What you need to do: Output all entries exactly; images excluded.

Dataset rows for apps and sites
►
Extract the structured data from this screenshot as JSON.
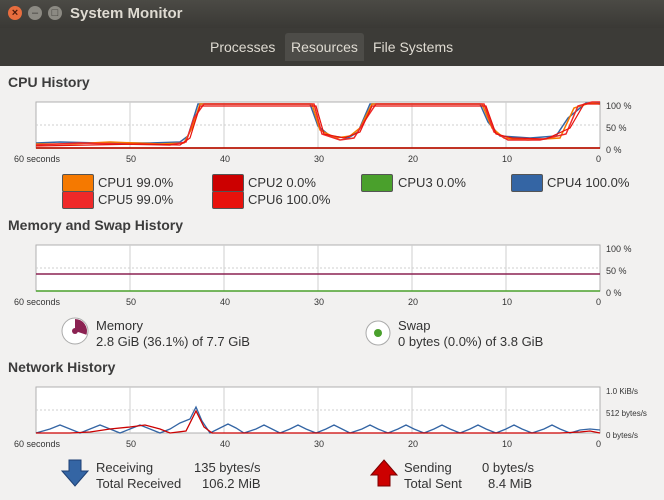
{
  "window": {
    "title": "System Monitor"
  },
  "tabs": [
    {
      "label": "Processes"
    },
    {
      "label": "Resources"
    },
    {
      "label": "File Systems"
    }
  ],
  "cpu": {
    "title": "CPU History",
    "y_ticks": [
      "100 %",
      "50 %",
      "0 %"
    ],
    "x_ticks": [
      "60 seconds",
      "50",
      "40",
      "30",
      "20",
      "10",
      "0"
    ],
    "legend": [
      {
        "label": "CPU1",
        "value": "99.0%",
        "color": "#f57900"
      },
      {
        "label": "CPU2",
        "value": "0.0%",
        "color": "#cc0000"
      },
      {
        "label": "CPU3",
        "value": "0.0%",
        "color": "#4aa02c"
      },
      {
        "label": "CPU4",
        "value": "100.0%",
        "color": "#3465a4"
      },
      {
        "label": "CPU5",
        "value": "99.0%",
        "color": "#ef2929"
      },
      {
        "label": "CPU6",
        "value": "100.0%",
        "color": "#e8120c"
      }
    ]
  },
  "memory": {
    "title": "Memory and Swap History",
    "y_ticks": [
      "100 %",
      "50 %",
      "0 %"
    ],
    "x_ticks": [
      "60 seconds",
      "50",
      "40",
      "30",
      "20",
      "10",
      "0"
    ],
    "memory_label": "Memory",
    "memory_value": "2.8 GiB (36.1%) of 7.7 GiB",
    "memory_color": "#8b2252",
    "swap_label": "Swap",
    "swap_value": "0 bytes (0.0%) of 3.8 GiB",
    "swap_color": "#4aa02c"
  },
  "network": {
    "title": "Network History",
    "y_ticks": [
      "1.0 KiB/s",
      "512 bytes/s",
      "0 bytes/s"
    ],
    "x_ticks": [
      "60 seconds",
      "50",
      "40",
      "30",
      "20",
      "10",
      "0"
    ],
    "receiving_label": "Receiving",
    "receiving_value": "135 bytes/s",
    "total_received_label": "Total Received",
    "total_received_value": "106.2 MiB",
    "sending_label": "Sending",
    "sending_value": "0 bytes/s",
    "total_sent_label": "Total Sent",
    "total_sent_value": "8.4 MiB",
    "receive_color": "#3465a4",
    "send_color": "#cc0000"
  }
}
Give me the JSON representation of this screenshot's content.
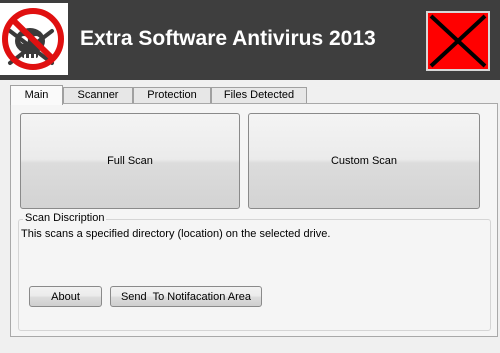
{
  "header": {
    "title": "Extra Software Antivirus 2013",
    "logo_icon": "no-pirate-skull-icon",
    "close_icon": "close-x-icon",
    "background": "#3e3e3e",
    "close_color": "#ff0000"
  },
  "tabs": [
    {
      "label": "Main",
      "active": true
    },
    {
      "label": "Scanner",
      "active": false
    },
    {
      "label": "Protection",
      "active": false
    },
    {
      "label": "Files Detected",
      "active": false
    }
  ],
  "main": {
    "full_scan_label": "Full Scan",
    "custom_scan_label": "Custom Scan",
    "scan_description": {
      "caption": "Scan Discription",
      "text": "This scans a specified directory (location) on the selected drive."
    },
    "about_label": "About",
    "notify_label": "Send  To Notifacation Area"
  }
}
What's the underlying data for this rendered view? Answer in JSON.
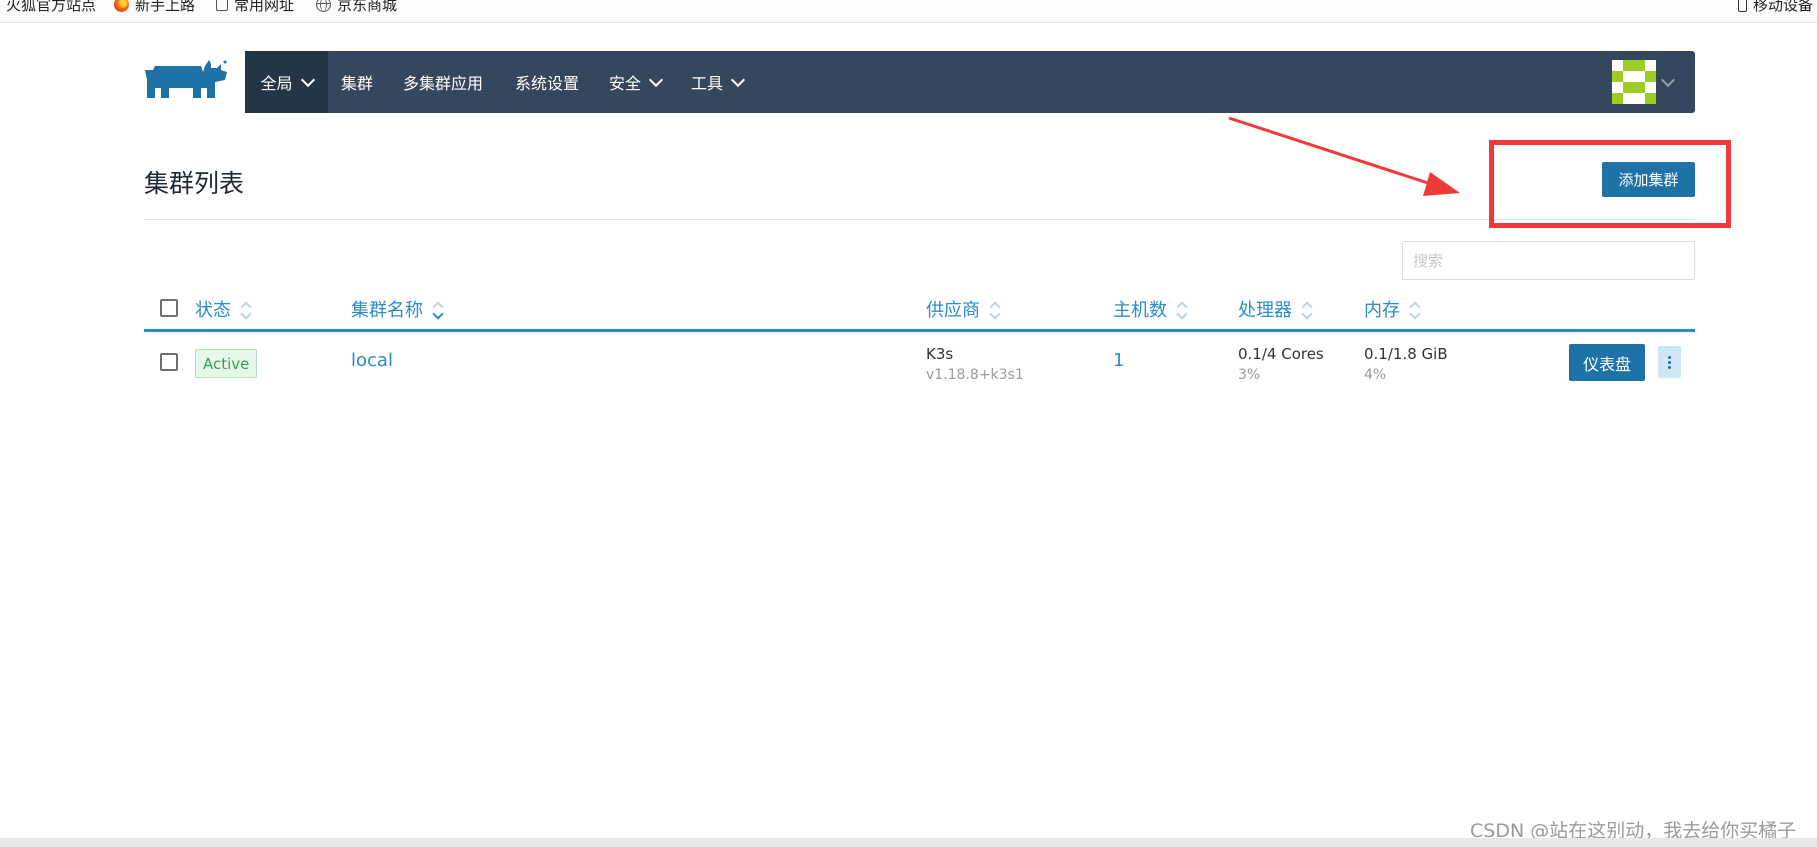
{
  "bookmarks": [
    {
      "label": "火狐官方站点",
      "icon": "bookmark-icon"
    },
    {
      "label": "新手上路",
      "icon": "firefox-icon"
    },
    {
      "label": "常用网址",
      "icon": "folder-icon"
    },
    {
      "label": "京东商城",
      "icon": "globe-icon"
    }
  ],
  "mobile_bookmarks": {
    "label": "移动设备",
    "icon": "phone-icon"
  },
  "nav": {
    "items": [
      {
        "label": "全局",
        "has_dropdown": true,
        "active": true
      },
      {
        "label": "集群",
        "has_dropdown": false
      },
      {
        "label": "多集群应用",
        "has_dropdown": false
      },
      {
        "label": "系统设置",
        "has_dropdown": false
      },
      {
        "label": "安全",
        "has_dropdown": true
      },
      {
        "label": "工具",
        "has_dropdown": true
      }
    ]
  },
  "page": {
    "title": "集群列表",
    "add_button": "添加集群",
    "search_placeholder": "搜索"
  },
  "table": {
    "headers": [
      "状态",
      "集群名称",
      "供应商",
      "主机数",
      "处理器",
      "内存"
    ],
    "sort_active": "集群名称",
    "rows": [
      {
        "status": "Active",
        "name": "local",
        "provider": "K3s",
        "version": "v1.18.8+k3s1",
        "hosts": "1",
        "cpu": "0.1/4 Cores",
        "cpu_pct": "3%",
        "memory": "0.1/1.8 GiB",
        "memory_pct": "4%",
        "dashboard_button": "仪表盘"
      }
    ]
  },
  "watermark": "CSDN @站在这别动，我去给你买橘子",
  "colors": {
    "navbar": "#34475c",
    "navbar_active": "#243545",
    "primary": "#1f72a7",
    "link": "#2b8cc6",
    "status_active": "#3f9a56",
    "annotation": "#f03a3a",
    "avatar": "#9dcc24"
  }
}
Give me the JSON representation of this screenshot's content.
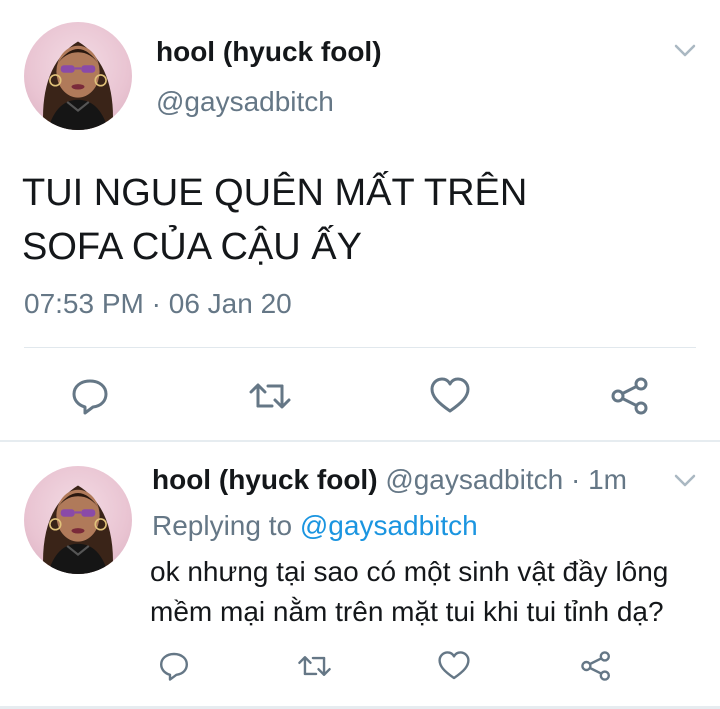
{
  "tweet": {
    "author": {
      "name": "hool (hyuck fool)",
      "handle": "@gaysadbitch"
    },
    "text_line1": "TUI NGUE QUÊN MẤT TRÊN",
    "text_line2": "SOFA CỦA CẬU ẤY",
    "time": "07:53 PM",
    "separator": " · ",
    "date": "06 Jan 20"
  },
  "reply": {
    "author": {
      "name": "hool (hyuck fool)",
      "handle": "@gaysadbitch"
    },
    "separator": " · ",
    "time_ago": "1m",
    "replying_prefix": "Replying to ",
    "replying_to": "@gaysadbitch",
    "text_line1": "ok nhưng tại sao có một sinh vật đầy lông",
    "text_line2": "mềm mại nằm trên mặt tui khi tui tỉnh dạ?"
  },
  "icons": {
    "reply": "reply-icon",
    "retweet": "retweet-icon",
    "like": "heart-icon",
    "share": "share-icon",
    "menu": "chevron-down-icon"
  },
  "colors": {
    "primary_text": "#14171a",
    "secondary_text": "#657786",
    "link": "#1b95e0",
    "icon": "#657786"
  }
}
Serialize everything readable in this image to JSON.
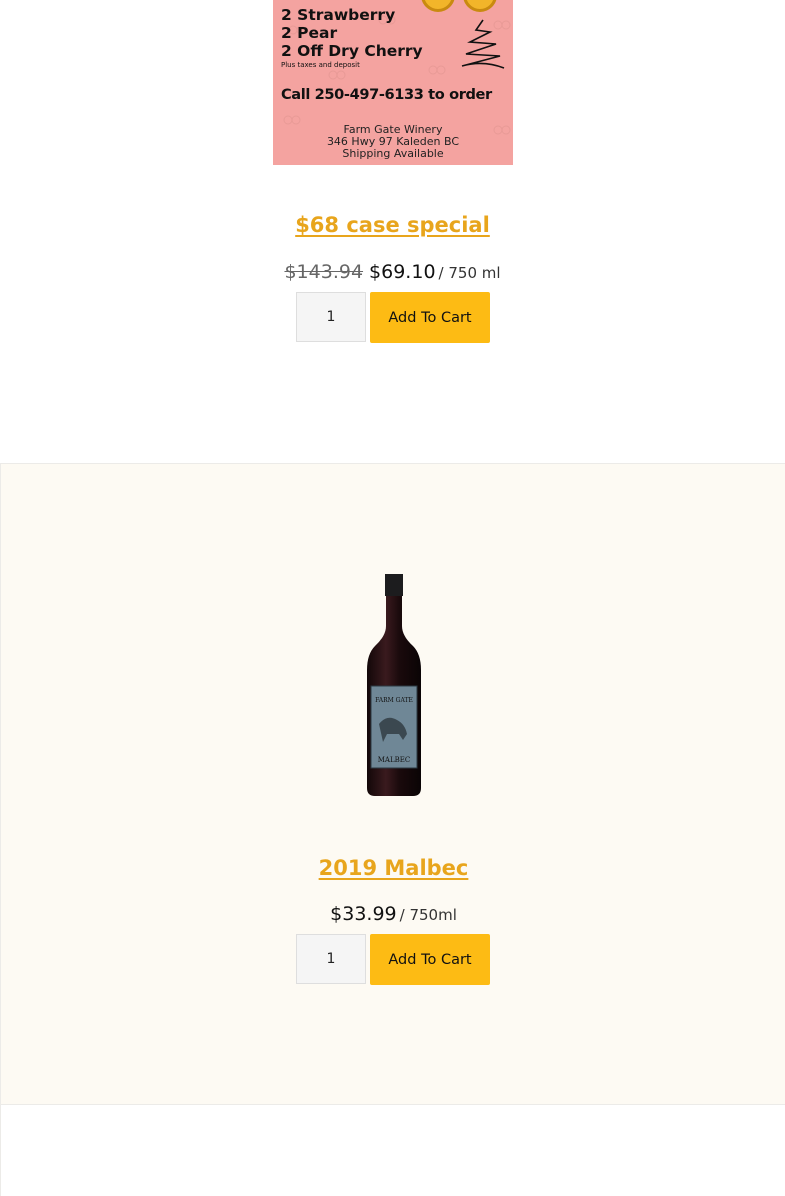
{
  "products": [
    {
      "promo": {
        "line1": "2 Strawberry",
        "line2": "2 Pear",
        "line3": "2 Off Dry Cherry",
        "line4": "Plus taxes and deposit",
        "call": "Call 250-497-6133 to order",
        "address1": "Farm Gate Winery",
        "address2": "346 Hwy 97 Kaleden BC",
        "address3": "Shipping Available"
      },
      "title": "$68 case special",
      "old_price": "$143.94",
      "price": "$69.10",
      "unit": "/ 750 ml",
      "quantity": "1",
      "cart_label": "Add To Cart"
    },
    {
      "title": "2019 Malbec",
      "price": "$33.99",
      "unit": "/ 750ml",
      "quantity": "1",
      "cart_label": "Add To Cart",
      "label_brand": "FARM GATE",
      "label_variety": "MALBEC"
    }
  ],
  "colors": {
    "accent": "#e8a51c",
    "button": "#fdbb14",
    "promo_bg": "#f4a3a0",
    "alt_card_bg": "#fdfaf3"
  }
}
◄
Written response:
Extract the structured data from this screenshot as JSON.
{
  "window": {
    "title": "System Monitor"
  },
  "tabs": [
    {
      "label": "Processes"
    },
    {
      "label": "Resources"
    },
    {
      "label": "File Systems"
    }
  ],
  "cpu": {
    "title": "CPU History",
    "y_ticks": [
      "100 %",
      "50 %",
      "0 %"
    ],
    "x_ticks": [
      "60 seconds",
      "50",
      "40",
      "30",
      "20",
      "10",
      "0"
    ],
    "legend": [
      {
        "label": "CPU1",
        "value": "99.0%",
        "color": "#f57900"
      },
      {
        "label": "CPU2",
        "value": "0.0%",
        "color": "#cc0000"
      },
      {
        "label": "CPU3",
        "value": "0.0%",
        "color": "#4aa02c"
      },
      {
        "label": "CPU4",
        "value": "100.0%",
        "color": "#3465a4"
      },
      {
        "label": "CPU5",
        "value": "99.0%",
        "color": "#ef2929"
      },
      {
        "label": "CPU6",
        "value": "100.0%",
        "color": "#e8120c"
      }
    ]
  },
  "memory": {
    "title": "Memory and Swap History",
    "y_ticks": [
      "100 %",
      "50 %",
      "0 %"
    ],
    "x_ticks": [
      "60 seconds",
      "50",
      "40",
      "30",
      "20",
      "10",
      "0"
    ],
    "memory_label": "Memory",
    "memory_value": "2.8 GiB (36.1%) of 7.7 GiB",
    "memory_color": "#8b2252",
    "swap_label": "Swap",
    "swap_value": "0 bytes (0.0%) of 3.8 GiB",
    "swap_color": "#4aa02c"
  },
  "network": {
    "title": "Network History",
    "y_ticks": [
      "1.0 KiB/s",
      "512 bytes/s",
      "0 bytes/s"
    ],
    "x_ticks": [
      "60 seconds",
      "50",
      "40",
      "30",
      "20",
      "10",
      "0"
    ],
    "receiving_label": "Receiving",
    "receiving_value": "135 bytes/s",
    "total_received_label": "Total Received",
    "total_received_value": "106.2 MiB",
    "sending_label": "Sending",
    "sending_value": "0 bytes/s",
    "total_sent_label": "Total Sent",
    "total_sent_value": "8.4 MiB",
    "receive_color": "#3465a4",
    "send_color": "#cc0000"
  }
}
Give me the JSON representation of this screenshot's content.
{
  "header": {
    "title": "Extra Software Antivirus 2013",
    "logo_icon": "no-pirate-skull-icon",
    "close_icon": "close-x-icon",
    "background": "#3e3e3e",
    "close_color": "#ff0000"
  },
  "tabs": [
    {
      "label": "Main",
      "active": true
    },
    {
      "label": "Scanner",
      "active": false
    },
    {
      "label": "Protection",
      "active": false
    },
    {
      "label": "Files Detected",
      "active": false
    }
  ],
  "main": {
    "full_scan_label": "Full Scan",
    "custom_scan_label": "Custom Scan",
    "scan_description": {
      "caption": "Scan Discription",
      "text": "This scans a specified directory (location) on the selected drive."
    },
    "about_label": "About",
    "notify_label": "Send  To Notifacation Area"
  }
}
What's the underlying data for this rendered view? Answer in JSON.
{
  "bookmarks": [
    {
      "label": "火狐官方站点",
      "icon": "bookmark-icon"
    },
    {
      "label": "新手上路",
      "icon": "firefox-icon"
    },
    {
      "label": "常用网址",
      "icon": "folder-icon"
    },
    {
      "label": "京东商城",
      "icon": "globe-icon"
    }
  ],
  "mobile_bookmarks": {
    "label": "移动设备",
    "icon": "phone-icon"
  },
  "nav": {
    "items": [
      {
        "label": "全局",
        "has_dropdown": true,
        "active": true
      },
      {
        "label": "集群",
        "has_dropdown": false
      },
      {
        "label": "多集群应用",
        "has_dropdown": false
      },
      {
        "label": "系统设置",
        "has_dropdown": false
      },
      {
        "label": "安全",
        "has_dropdown": true
      },
      {
        "label": "工具",
        "has_dropdown": true
      }
    ]
  },
  "page": {
    "title": "集群列表",
    "add_button": "添加集群",
    "search_placeholder": "搜索"
  },
  "table": {
    "headers": [
      "状态",
      "集群名称",
      "供应商",
      "主机数",
      "处理器",
      "内存"
    ],
    "sort_active": "集群名称",
    "rows": [
      {
        "status": "Active",
        "name": "local",
        "provider": "K3s",
        "version": "v1.18.8+k3s1",
        "hosts": "1",
        "cpu": "0.1/4 Cores",
        "cpu_pct": "3%",
        "memory": "0.1/1.8 GiB",
        "memory_pct": "4%",
        "dashboard_button": "仪表盘"
      }
    ]
  },
  "watermark": "CSDN @站在这别动，我去给你买橘子",
  "colors": {
    "navbar": "#34475c",
    "navbar_active": "#243545",
    "primary": "#1f72a7",
    "link": "#2b8cc6",
    "status_active": "#3f9a56",
    "annotation": "#f03a3a",
    "avatar": "#9dcc24"
  }
}
Give me the JSON representation of this screenshot's content.
{
  "tweet": {
    "author": {
      "name": "hool (hyuck fool)",
      "handle": "@gaysadbitch"
    },
    "text_line1": "TUI NGUE QUÊN MẤT TRÊN",
    "text_line2": "SOFA CỦA CẬU ẤY",
    "time": "07:53 PM",
    "separator": " · ",
    "date": "06 Jan 20"
  },
  "reply": {
    "author": {
      "name": "hool (hyuck fool)",
      "handle": "@gaysadbitch"
    },
    "separator": " · ",
    "time_ago": "1m",
    "replying_prefix": "Replying to ",
    "replying_to": "@gaysadbitch",
    "text_line1": "ok nhưng tại sao có một sinh vật đầy lông",
    "text_line2": "mềm mại nằm trên mặt tui khi tui tỉnh dạ?"
  },
  "icons": {
    "reply": "reply-icon",
    "retweet": "retweet-icon",
    "like": "heart-icon",
    "share": "share-icon",
    "menu": "chevron-down-icon"
  },
  "colors": {
    "primary_text": "#14171a",
    "secondary_text": "#657786",
    "link": "#1b95e0",
    "icon": "#657786"
  }
}
Serialize everything readable in this image to JSON.
{
  "products": [
    {
      "promo": {
        "line1": "2 Strawberry",
        "line2": "2 Pear",
        "line3": "2 Off Dry Cherry",
        "line4": "Plus taxes and deposit",
        "call": "Call 250-497-6133 to order",
        "address1": "Farm Gate Winery",
        "address2": "346 Hwy 97 Kaleden BC",
        "address3": "Shipping Available"
      },
      "title": "$68 case special",
      "old_price": "$143.94",
      "price": "$69.10",
      "unit": "/ 750 ml",
      "quantity": "1",
      "cart_label": "Add To Cart"
    },
    {
      "title": "2019 Malbec",
      "price": "$33.99",
      "unit": "/ 750ml",
      "quantity": "1",
      "cart_label": "Add To Cart",
      "label_brand": "FARM GATE",
      "label_variety": "MALBEC"
    }
  ],
  "colors": {
    "accent": "#e8a51c",
    "button": "#fdbb14",
    "promo_bg": "#f4a3a0",
    "alt_card_bg": "#fdfaf3"
  }
}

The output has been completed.